Top of RECORDS FOR THIS EXERCISE

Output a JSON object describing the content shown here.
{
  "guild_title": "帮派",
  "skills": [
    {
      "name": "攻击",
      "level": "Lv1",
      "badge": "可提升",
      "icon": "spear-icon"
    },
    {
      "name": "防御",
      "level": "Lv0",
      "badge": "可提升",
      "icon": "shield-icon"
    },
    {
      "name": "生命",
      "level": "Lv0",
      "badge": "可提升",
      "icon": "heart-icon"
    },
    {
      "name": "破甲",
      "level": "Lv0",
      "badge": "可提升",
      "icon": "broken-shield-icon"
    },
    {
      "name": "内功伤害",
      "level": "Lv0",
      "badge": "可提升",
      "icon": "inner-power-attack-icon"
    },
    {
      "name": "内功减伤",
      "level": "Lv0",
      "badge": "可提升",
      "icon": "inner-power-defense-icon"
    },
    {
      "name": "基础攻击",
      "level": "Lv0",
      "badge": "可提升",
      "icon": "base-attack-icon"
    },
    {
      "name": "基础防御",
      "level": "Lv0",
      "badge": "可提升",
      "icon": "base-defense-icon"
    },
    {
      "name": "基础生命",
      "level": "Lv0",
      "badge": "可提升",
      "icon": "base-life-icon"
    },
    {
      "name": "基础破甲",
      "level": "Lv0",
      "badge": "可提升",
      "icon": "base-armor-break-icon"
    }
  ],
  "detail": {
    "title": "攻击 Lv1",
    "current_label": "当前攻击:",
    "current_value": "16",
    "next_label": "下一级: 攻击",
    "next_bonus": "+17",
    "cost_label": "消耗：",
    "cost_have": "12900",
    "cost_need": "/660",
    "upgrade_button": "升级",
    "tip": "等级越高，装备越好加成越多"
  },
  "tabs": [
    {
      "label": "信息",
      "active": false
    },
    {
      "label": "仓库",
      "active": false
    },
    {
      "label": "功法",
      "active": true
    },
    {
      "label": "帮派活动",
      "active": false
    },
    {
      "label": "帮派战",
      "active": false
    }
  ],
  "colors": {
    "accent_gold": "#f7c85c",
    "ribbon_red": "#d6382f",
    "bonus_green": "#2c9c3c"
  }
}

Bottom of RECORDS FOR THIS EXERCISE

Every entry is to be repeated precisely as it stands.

SOLUTION TO THIS TASK:
Output a JSON object describing the content shown here.
{
  "guild_title": "帮派",
  "skills": [
    {
      "name": "攻击",
      "level": "Lv1",
      "badge": "可提升",
      "icon": "spear-icon"
    },
    {
      "name": "防御",
      "level": "Lv0",
      "badge": "可提升",
      "icon": "shield-icon"
    },
    {
      "name": "生命",
      "level": "Lv0",
      "badge": "可提升",
      "icon": "heart-icon"
    },
    {
      "name": "破甲",
      "level": "Lv0",
      "badge": "可提升",
      "icon": "broken-shield-icon"
    },
    {
      "name": "内功伤害",
      "level": "Lv0",
      "badge": "可提升",
      "icon": "inner-power-attack-icon"
    },
    {
      "name": "内功减伤",
      "level": "Lv0",
      "badge": "可提升",
      "icon": "inner-power-defense-icon"
    },
    {
      "name": "基础攻击",
      "level": "Lv0",
      "badge": "可提升",
      "icon": "base-attack-icon"
    },
    {
      "name": "基础防御",
      "level": "Lv0",
      "badge": "可提升",
      "icon": "base-defense-icon"
    },
    {
      "name": "基础生命",
      "level": "Lv0",
      "badge": "可提升",
      "icon": "base-life-icon"
    },
    {
      "name": "基础破甲",
      "level": "Lv0",
      "badge": "可提升",
      "icon": "base-armor-break-icon"
    }
  ],
  "detail": {
    "title": "攻击 Lv1",
    "current_label": "当前攻击:",
    "current_value": "16",
    "next_label": "下一级: 攻击",
    "next_bonus": "+17",
    "cost_label": "消耗：",
    "cost_have": "12900",
    "cost_need": "/660",
    "upgrade_button": "升级",
    "tip": "等级越高，装备越好加成越多"
  },
  "tabs": [
    {
      "label": "信息",
      "active": false
    },
    {
      "label": "仓库",
      "active": false
    },
    {
      "label": "功法",
      "active": true
    },
    {
      "label": "帮派活动",
      "active": false
    },
    {
      "label": "帮派战",
      "active": false
    }
  ],
  "colors": {
    "accent_gold": "#f7c85c",
    "ribbon_red": "#d6382f",
    "bonus_green": "#2c9c3c"
  }
}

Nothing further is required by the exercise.